Required work → Which lines below contain the word "time"? Copy each of them.
**** Records for this exercise ****
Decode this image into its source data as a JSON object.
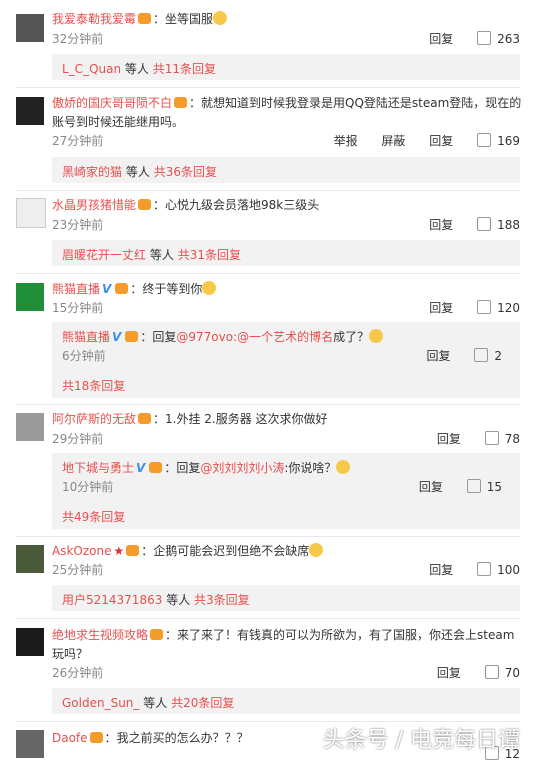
{
  "comments": [
    {
      "username": "我爱泰勒我爱霉",
      "text": "坐等国服",
      "time": "32分钟前",
      "reply_label": "回复",
      "likes": "263",
      "summary_user": "L_C_Quan",
      "summary_mid": "等人",
      "summary_count": "共11条回复"
    },
    {
      "username": "傲娇的国庆哥哥陨不白",
      "text": "就想知道到时候我登录是用QQ登陆还是steam登陆，现在的",
      "text2": "账号到时候还能继用吗。",
      "time": "27分钟前",
      "report_label": "举报",
      "block_label": "屏蔽",
      "reply_label": "回复",
      "likes": "169",
      "summary_user": "黑崎家的猫",
      "summary_mid": "等人",
      "summary_count": "共36条回复"
    },
    {
      "username": "水晶男孩猪惜能",
      "text": "心悦九级会员落地98k三级头",
      "time": "23分钟前",
      "reply_label": "回复",
      "likes": "188",
      "summary_user": "眉暖花开一丈红",
      "summary_mid": "等人",
      "summary_count": "共31条回复"
    },
    {
      "username": "熊猫直播",
      "text": "终于等到你",
      "time": "15分钟前",
      "reply_label": "回复",
      "likes": "120",
      "nested": {
        "username": "熊猫直播",
        "prefix": "回复",
        "mention": "@977ovo:@一个艺术的博名",
        "text": "成了？",
        "time": "6分钟前",
        "reply_label": "回复",
        "likes": "2"
      },
      "summary_count": "共18条回复"
    },
    {
      "username": "阿尔萨斯的无敌",
      "text": "1.外挂 2.服务器 这次求你做好",
      "time": "29分钟前",
      "reply_label": "回复",
      "likes": "78",
      "nested": {
        "username": "地下城与勇士",
        "prefix": "回复",
        "mention": "@刘刘刘刘小涛",
        "text": ":你说啥？",
        "time": "10分钟前",
        "reply_label": "回复",
        "likes": "15"
      },
      "summary_count": "共49条回复"
    },
    {
      "username": "AskOzone",
      "text": "企鹅可能会迟到但绝不会缺席",
      "time": "25分钟前",
      "reply_label": "回复",
      "likes": "100",
      "summary_user": "用户5214371863",
      "summary_mid": "等人",
      "summary_count": "共3条回复"
    },
    {
      "username": "绝地求生视频攻略",
      "text": "来了来了！有钱真的可以为所欲为，有了国服，你还会上steam",
      "text2": "玩吗？",
      "time": "26分钟前",
      "reply_label": "回复",
      "likes": "70",
      "summary_user": "Golden_Sun_",
      "summary_mid": "等人",
      "summary_count": "共20条回复"
    },
    {
      "username": "Daofe",
      "text": "我之前买的怎么办？？？",
      "likes": "12"
    }
  ],
  "watermark": "头条号 / 电竞每日谭",
  "colors": {
    "accent": "#e8504e",
    "box_bg": "#f2f2f2",
    "badge": "#f39b2b",
    "verified": "#3b8ff0"
  }
}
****
Answer to this exercise →
      "time": "32分钟前",
      "time": "27分钟前",
      "time": "23分钟前",
      "time": "15分钟前",
        "time": "6分钟前",
      "time": "29分钟前",
        "time": "10分钟前",
      "time": "25分钟前",
      "time": "26分钟前",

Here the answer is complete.